What do you think are the most important questions that are still unanswered in this area?
KW: Ooooh – there are so many still to answer! One that I’m working on now is looking at how individual people’s brains change over time. We’ve asked our volunteers to come back for a second MRI scan a year after their first and it will be really valuable to know if the individual differences in each person’s development relate to their life experiences.
PV: The Neuroscience in Psychiatry Network team are also inviting people who are at high risk of developing depression to come in for brain scans. I think our next big question will be whether we can identify differences in their brain structure and function before symptoms of depression occur. Knowing what happens in the run up to the emergence of mental health disorders gives us the chance to build interventions and treatments that might prevent them in the future.
Do you think more collaborations between universities/research centers are necessary to help drive research forward?
PV: Absolutely! Working with people from other backgrounds and other institutions is really what keeps our work interesting and innovative. For this project it’s been really wonderful working with the diverse team of experts both within Cambridge and from University College London. The NSPN team is made up of psychologists, neuroscientists, clinical psychiatrists, statisticians, epidemiologists, physicists, and computer scientists. It is helpful, challenging and inspiring to discuss hypotheses and results with so many accomplished researchers who each have a slightly different take on things.
KW: A huge benefit of our collaboration is that we have (literally) millions of answers from questionnaires that 2,500 young people have completed for us. Having this data from such a large and diverse catchment area gives us a greatly enhanced opportunity to understand socio-demographic and ethnic risk factors for mental health disorders. There are questions we simply wouldn’t be able to ask if it weren’t for the collaboration between multiple research groups and universities.
Having said that, what will really drive research forward though is the open sharing of data like ours with other researchers. Our study on brain development wouldn’t have drawn the powerful conclusions it has done without the openly available Allen Brain Atlas data, and we’re really looking forward to empowering other researchers to use our brain imaging data to continue to advance our understanding of brain development.

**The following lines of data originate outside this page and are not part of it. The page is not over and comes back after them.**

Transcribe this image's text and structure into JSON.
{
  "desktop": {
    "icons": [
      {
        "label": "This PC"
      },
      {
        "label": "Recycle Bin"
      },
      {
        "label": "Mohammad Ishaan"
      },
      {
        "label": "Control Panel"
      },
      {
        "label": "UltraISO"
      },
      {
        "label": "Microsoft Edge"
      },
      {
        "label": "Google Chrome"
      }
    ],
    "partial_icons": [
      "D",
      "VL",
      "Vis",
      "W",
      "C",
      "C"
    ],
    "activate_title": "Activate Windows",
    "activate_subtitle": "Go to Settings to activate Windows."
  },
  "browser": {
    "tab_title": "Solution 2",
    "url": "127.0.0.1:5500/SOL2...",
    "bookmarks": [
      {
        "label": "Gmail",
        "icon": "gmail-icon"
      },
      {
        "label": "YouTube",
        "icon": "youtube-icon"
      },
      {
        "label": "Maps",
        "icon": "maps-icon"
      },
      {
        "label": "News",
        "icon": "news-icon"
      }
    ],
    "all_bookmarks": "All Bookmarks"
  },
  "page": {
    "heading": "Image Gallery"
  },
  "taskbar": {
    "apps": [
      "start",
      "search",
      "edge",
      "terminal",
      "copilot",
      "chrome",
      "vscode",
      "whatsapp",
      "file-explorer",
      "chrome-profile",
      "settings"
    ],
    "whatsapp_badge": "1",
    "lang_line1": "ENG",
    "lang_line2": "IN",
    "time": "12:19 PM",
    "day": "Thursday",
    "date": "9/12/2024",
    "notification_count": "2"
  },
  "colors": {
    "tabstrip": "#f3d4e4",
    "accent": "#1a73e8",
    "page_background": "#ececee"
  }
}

The study received quite a lot of attention in the media, how important do you think it is to communicate findings like this with the public?

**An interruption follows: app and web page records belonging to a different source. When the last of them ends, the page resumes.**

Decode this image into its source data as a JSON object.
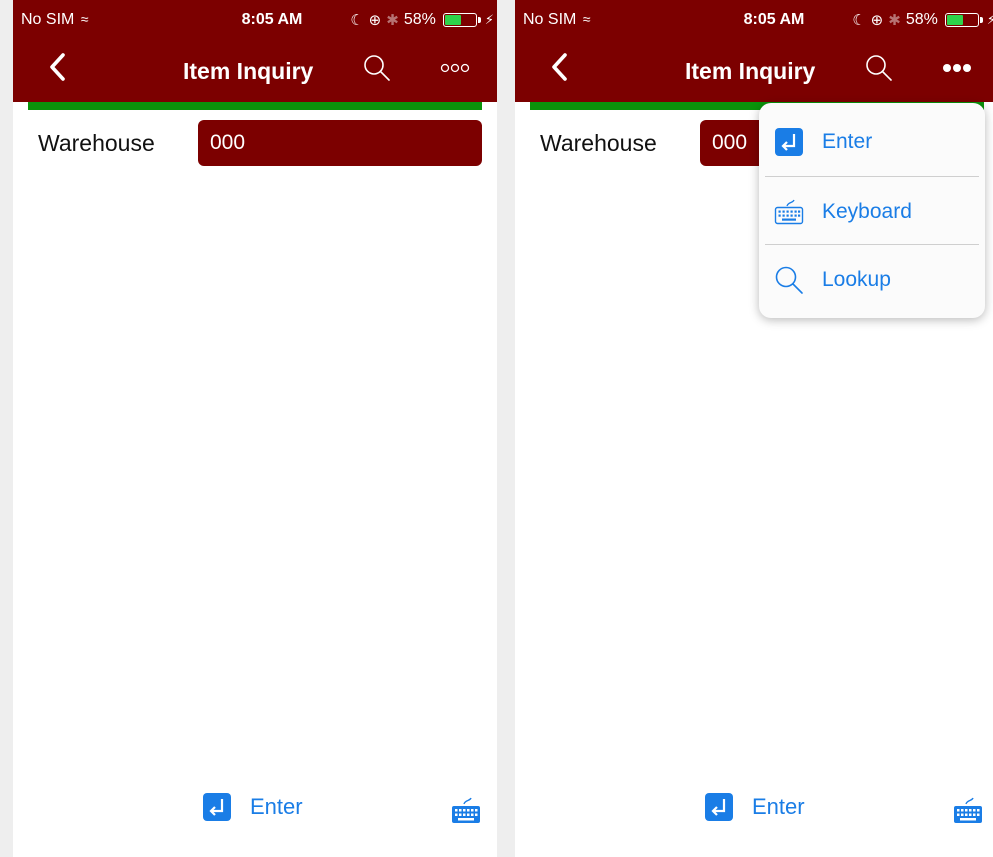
{
  "status_bar": {
    "carrier": "No SIM",
    "time": "8:05 AM",
    "battery_percent_text": "58%",
    "battery_level": 0.58
  },
  "nav": {
    "title": "Item Inquiry",
    "back_icon": "chevron-left-icon",
    "search_icon": "search-icon",
    "more_icon": "more-dots-icon"
  },
  "form": {
    "warehouse_label": "Warehouse",
    "warehouse_value": "000"
  },
  "bottom_bar": {
    "enter_label": "Enter",
    "keyboard_icon": "keyboard-icon"
  },
  "menu": {
    "items": [
      {
        "label": "Enter",
        "icon": "enter-icon"
      },
      {
        "label": "Keyboard",
        "icon": "keyboard-icon"
      },
      {
        "label": "Lookup",
        "icon": "search-icon"
      }
    ]
  },
  "colors": {
    "header_bg": "#7c0000",
    "accent_line": "#0b930b",
    "link_blue": "#1a7de6",
    "battery_green": "#2ed34a"
  }
}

KW: It’s so incredibly important to share our findings! I had a great time talking with the presenters on BBC News at 10, BBC Breakfast television and with reporters at New Scientist and Wired. It isn’t difficult to get people excited about brains. We all have one, most of us have been (sometimes difficult) teenagers, and it’s very likely that we each know someone living with the debilitating effects of mental health disorders. This is likely the reason we had such success in recruiting volunteers for the study and, if nothing else, it is important to feed back that their time wasn’t wasted and that we are (slowly) making progress in understanding how the brain develops.
PV: A lot of our work is driven by sheer scientific curiosity but it is helpful, even while we work, to think about the questions the public are interested in. This helps us steer research towards questions that will matter on the ground, for understanding mental health disorders for example. At the same time, we need to be very careful not to overstate the impact of our results when communicating them. We may be pushing the frontiers of our knowledge of how certain disorders like schizophrenia arise, but it’s a long road from these types of results to any new treatments, or even a good account of what causes such a complex disorder.
Interview by Owen Parsons